**TASK ITEM:** Copy the data word for word, keeping every line.

**AVAILABLE DATA:**
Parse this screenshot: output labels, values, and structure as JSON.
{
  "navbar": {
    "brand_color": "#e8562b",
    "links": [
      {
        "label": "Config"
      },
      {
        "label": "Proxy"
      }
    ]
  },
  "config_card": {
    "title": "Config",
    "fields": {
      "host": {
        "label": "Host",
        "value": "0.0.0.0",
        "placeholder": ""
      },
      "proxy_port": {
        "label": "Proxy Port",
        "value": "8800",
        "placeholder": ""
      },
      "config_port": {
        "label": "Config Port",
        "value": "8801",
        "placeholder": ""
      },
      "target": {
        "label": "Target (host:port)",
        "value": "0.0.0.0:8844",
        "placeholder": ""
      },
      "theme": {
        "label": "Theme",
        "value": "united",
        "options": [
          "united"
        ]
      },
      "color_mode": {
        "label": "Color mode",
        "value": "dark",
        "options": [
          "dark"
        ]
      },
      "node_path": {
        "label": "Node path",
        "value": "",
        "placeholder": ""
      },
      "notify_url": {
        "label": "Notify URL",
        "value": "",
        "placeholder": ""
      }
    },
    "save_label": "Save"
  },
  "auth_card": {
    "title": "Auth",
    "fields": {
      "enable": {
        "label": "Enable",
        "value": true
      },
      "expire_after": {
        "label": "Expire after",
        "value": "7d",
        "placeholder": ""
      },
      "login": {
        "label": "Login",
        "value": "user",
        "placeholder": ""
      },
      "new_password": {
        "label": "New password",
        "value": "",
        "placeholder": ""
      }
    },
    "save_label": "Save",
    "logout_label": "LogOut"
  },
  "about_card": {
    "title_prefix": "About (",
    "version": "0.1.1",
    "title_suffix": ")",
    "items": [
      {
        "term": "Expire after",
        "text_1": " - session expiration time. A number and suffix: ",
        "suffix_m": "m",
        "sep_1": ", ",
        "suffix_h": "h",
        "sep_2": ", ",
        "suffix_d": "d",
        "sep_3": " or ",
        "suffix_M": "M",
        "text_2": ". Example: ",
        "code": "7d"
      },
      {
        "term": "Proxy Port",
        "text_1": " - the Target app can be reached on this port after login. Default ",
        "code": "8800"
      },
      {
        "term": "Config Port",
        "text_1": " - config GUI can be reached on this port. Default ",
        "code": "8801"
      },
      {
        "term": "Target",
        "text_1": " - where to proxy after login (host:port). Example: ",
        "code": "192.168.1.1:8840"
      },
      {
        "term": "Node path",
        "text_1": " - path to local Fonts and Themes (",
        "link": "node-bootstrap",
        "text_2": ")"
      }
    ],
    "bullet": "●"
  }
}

**RESULT:**
Parse this screenshot: output labels, values, and structure as JSON.
{
  "navbar": {
    "brand_color": "#e8562b",
    "links": [
      {
        "label": "Config"
      },
      {
        "label": "Proxy"
      }
    ]
  },
  "config_card": {
    "title": "Config",
    "fields": {
      "host": {
        "label": "Host",
        "value": "0.0.0.0",
        "placeholder": ""
      },
      "proxy_port": {
        "label": "Proxy Port",
        "value": "8800",
        "placeholder": ""
      },
      "config_port": {
        "label": "Config Port",
        "value": "8801",
        "placeholder": ""
      },
      "target": {
        "label": "Target (host:port)",
        "value": "0.0.0.0:8844",
        "placeholder": ""
      },
      "theme": {
        "label": "Theme",
        "value": "united",
        "options": [
          "united"
        ]
      },
      "color_mode": {
        "label": "Color mode",
        "value": "dark",
        "options": [
          "dark"
        ]
      },
      "node_path": {
        "label": "Node path",
        "value": "",
        "placeholder": ""
      },
      "notify_url": {
        "label": "Notify URL",
        "value": "",
        "placeholder": ""
      }
    },
    "save_label": "Save"
  },
  "auth_card": {
    "title": "Auth",
    "fields": {
      "enable": {
        "label": "Enable",
        "value": true
      },
      "expire_after": {
        "label": "Expire after",
        "value": "7d",
        "placeholder": ""
      },
      "login": {
        "label": "Login",
        "value": "user",
        "placeholder": ""
      },
      "new_password": {
        "label": "New password",
        "value": "",
        "placeholder": ""
      }
    },
    "save_label": "Save",
    "logout_label": "LogOut"
  },
  "about_card": {
    "title_prefix": "About (",
    "version": "0.1.1",
    "title_suffix": ")",
    "items": [
      {
        "term": "Expire after",
        "text_1": " - session expiration time. A number and suffix: ",
        "suffix_m": "m",
        "sep_1": ", ",
        "suffix_h": "h",
        "sep_2": ", ",
        "suffix_d": "d",
        "sep_3": " or ",
        "suffix_M": "M",
        "text_2": ". Example: ",
        "code": "7d"
      },
      {
        "term": "Proxy Port",
        "text_1": " - the Target app can be reached on this port after login. Default ",
        "code": "8800"
      },
      {
        "term": "Config Port",
        "text_1": " - config GUI can be reached on this port. Default ",
        "code": "8801"
      },
      {
        "term": "Target",
        "text_1": " - where to proxy after login (host:port). Example: ",
        "code": "192.168.1.1:8840"
      },
      {
        "term": "Node path",
        "text_1": " - path to local Fonts and Themes (",
        "link": "node-bootstrap",
        "text_2": ")"
      }
    ],
    "bullet": "●"
  }
}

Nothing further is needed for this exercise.